The Bills have ayes: MP reveals Westminster struggle with Scots accent
Since sweeping en masse into Westminster, the SNP have complained they find the Tory Government's policies incomprehensible - but for one Scottish MP, the problem is the other way around.
Alan Brown has revealed that ministers have so much trouble understanding his thick Ayrshire accent that he rarely receives direct answers to his questions when he speaks in the Commons chamber.
Reporters at Hansard, the official verbatim report of Parliament, struggle with the same problem and pass notes to the SNP backbencher asking him to write out what he said whenever he rises to speak.
Mr Brown (Kilmarnock and Loudoun) told the Press Association: "It first became really clear to me not just when it was ministers looking to respond, but it became a running joke with my colleagues that even if I asked a two-line question Hansard would send me a note asking me to confirm what I said.
"As a matter of course, if you do a speech they ask for your speech notes, but with me it's even just a question."
Mr Brown said whenever he gets up to speak, he notices the minster sink back into their green leather bench and put their ear right up against the speaker embedded in it.
"David Davis (the Brexit Secretary), he almost laughs when he sees me standing up. You can see him, by default, move his ear to the speaker," Mr Brown said.
"I think Liam Fox struggles too. There are a few, it's hard to pick them all out. Margot James struggled one time.
"Sometimes you know if you have caught them out, they hide behind it - they say 'I didn't catch what the member said', and they say they'll write to me, but my inbox hasn't been inundated with letters."
It has become a running joke with his colleagues, who poke fun at the frequent letters from Hansard requesting a translation.
The parliamentary sketch writers are also known to scratch their heads when he is speaking.
Mr Brown said: "Sometimes Hansard ask what other people say, but I make the joke that they must have an Ayrshire translator in now but the Ayrshire translator doesn't understand my colleagues."
Mr Brown grew up in a village just outside Kilmarnock in the constituency he now represents, and he is proud of his accent.

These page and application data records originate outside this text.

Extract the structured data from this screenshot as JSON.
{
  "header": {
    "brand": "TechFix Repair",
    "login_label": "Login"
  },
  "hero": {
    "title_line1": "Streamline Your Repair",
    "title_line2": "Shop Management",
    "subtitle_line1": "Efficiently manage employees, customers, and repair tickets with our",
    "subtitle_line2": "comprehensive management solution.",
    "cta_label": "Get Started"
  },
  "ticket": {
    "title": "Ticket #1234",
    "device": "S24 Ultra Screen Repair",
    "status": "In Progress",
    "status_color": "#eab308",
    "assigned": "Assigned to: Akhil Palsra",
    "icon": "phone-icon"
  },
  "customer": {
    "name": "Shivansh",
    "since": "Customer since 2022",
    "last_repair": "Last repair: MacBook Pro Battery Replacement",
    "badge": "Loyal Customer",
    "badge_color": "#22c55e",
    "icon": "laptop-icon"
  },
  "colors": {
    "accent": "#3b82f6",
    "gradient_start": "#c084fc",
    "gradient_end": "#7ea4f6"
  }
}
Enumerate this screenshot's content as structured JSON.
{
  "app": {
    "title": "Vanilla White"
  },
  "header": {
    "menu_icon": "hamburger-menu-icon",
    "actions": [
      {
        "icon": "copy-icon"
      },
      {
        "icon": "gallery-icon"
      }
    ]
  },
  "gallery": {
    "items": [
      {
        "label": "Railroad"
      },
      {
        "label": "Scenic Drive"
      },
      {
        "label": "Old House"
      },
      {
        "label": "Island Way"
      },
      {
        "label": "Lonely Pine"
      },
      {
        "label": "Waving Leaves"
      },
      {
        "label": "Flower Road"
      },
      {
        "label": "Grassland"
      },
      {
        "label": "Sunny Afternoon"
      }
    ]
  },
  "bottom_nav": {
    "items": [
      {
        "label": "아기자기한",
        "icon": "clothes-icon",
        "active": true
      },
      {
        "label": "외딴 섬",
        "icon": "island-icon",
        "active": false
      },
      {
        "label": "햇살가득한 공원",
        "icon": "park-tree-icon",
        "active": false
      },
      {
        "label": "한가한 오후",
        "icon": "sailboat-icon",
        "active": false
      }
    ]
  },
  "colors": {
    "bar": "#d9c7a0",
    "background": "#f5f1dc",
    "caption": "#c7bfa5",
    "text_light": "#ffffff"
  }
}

He said: "I stayed in that village all my life. I went to university in Glasgow, but I still travelled up and down from where I stayed so that helped me retain my accent.
"My mum had a theory that I deliberately held on to my accent when I went to university because it is a way of not changing and trying to remain close to your roots."
While he takes the issue in good humour, Mr Brown said it can at times be frustrating as he struggles to get a straight answer to his questions.
He made an effort to speak more slowly during Commons debates, but several Tory MPs have confessed that they still cannot follow him.
"I think I have slowed it down and spoke clearly and then other MPs still think I've spoke way too fast - so again it's that perception", he said.
"I was on a cross-party trip to Qatar, so speaking to Qataris I had to make even more of an effort to slow down and enunciate what I was saying.
"That was when a Tory MP said: 'Alan, I can understand you, if you spoke like that in the chamber that would make things much easier.' She thinks I sound fast and angry."
But he said his constituents north of the border would revolt if he suddenly lost his Kilmarnock accent, and Mr Brown said he has "no intention of changing now".
He said: "Because people know me locally and know how I talk, they would actually question what was happening if my accent changed when I came down to Westminster.
"We know people are very wary of politicians losing what they stood for, or changing too much when they take on the role. A sort of 'who does he think he is now?'.
"One last wee aside: my wife is actually American and I take the view if her family can understand my accent, the people in Westminster should be able to as well."